Wafaa Samir Captures What Remains of New Gourna Village in Egypt

All photos by Wafaa Samir. Used with Creative Commons permission.

Egypt is home to some of the most iconic landmarks, heritage sites, and architectural marvels, the best known of which are the Pyramids of Giza. Then, there’s one that deserves a little more attention: the New Gourna Village in Luxor, West Bank. Through his What Remains series, Cairo-based photographer Wafaa Samir opens our eyes to what’s left of this remarkable example of ingenious architecture.

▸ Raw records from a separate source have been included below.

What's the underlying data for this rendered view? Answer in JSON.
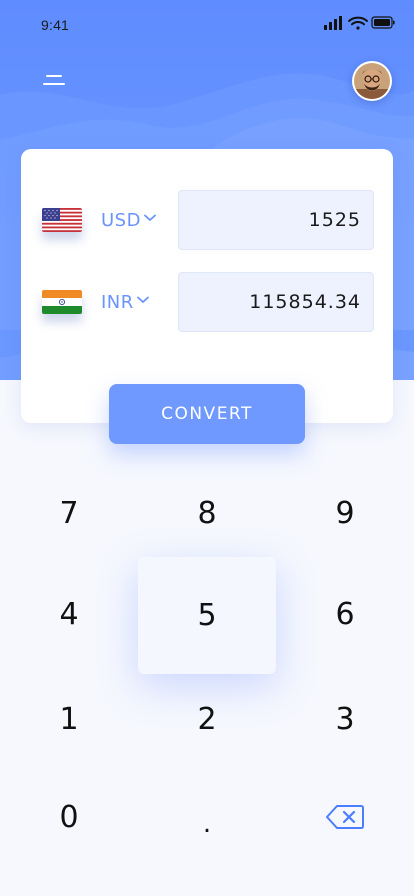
{
  "status_bar": {
    "time": "9:41"
  },
  "converter": {
    "from": {
      "currency": "USD",
      "amount": "1525"
    },
    "to": {
      "currency": "INR",
      "amount": "115854.34"
    },
    "convert_label": "CONVERT"
  },
  "keypad": {
    "keys": [
      "7",
      "8",
      "9",
      "4",
      "5",
      "6",
      "1",
      "2",
      "3",
      "0",
      "."
    ],
    "active_key": "5"
  },
  "icons": {
    "menu": "menu-icon",
    "avatar": "avatar",
    "backspace": "backspace-icon",
    "dropdown": "chevron-down-icon"
  },
  "colors": {
    "primary": "#6b93ff",
    "button": "#6f99ff",
    "background": "#f6f8fe"
  }
}
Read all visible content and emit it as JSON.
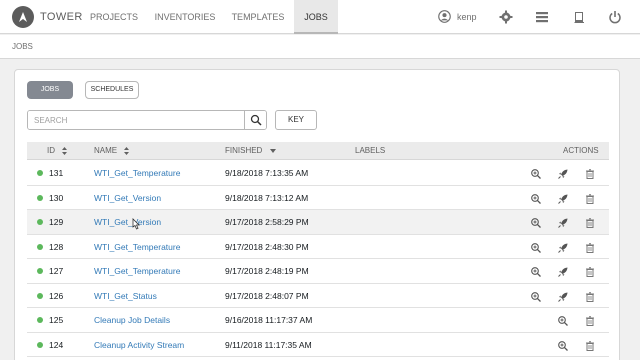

As suggested by the title, Samir’s work takes us around the earthen hallways and places of interest around New Gourna Village. It was built in 1946 to relocate the Old Gourna community of amateur archaeologists that settled around the ancient sites. The goal was to reduce the damage and looting at the Pharaonic sites nearby. Hassan Fathy, the architect commissioned for the project, is considered a pioneer of sustainable architecture for his vision. Samir tells us that Fathy’s big idea was to create a sustainable, eco-friendly village for low-income families using the cheapest material that can be derived from the earth: mud. His design incorporated mud bricks instead of concrete and steel, and quiet inner courtyards instead of high-rise apartments. Believing that architecture has to be shaped by the culture of its residents, he also opted for simple tools and traditional methods over highly-paid contractors and imported technology to build the project.

The old Gourna where the residents of New Gourna used to live before Hassan Fathy builds the new village.

And so, New Gourna rose to become an impressive earthen village that boasted natural ventilation, large and bright rooms, and beautiful domes. However, it wasn’t built to last. The rising levels of underground water proved to be the biggest threat to the village. The mud bricks closest to the ground melted away over the years, causing the houses to sink. Villagers had to replace the old homes with simple constructions made of fire bricks. It’s been over 70 years since and, according to Samir, almost 50% of the original buildings have fallen. Some have completely disappeared.

Samir’s photos give us a peek at a historic and ingenious village that was ahead of its time when it was built — while it hasn’t completely crumbled yet. It opens our eyes to the possibilities explored in architecture then and now, and what we can learn from designing living spaces. Years and decades from now, these photos will be among the visual records of New Gourna Village and its significance in the architecture world.

Visit Wafaa Samir’s website and Behance portfolio to see more of his photography.